▶ _THE PROBLEM_
Please write out all the entries exactly, without the pictures.

▶ _Collected data_
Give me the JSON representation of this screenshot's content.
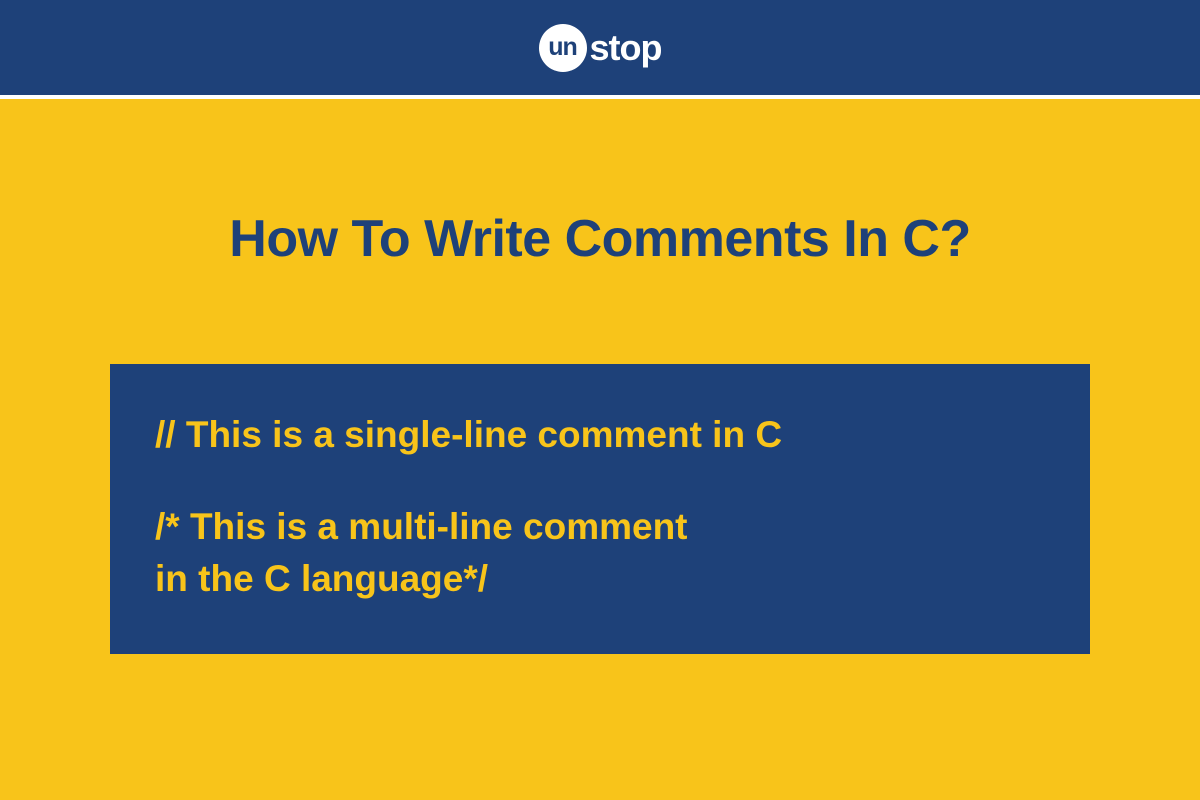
{
  "header": {
    "logo_prefix": "un",
    "logo_suffix": "stop"
  },
  "content": {
    "title": "How To Write Comments In C?",
    "single_line_comment": "// This is a single-line comment in C",
    "multi_line_comment_1": "/* This is a multi-line comment",
    "multi_line_comment_2": "in the C language*/"
  }
}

▶ _SOLUTION TO THE PROBLEM_
Give me the JSON representation of this screenshot's content.
{
  "header": {
    "logo_prefix": "un",
    "logo_suffix": "stop"
  },
  "content": {
    "title": "How To Write Comments In C?",
    "single_line_comment": "// This is a single-line comment in C",
    "multi_line_comment_1": "/* This is a multi-line comment",
    "multi_line_comment_2": "in the C language*/"
  }
}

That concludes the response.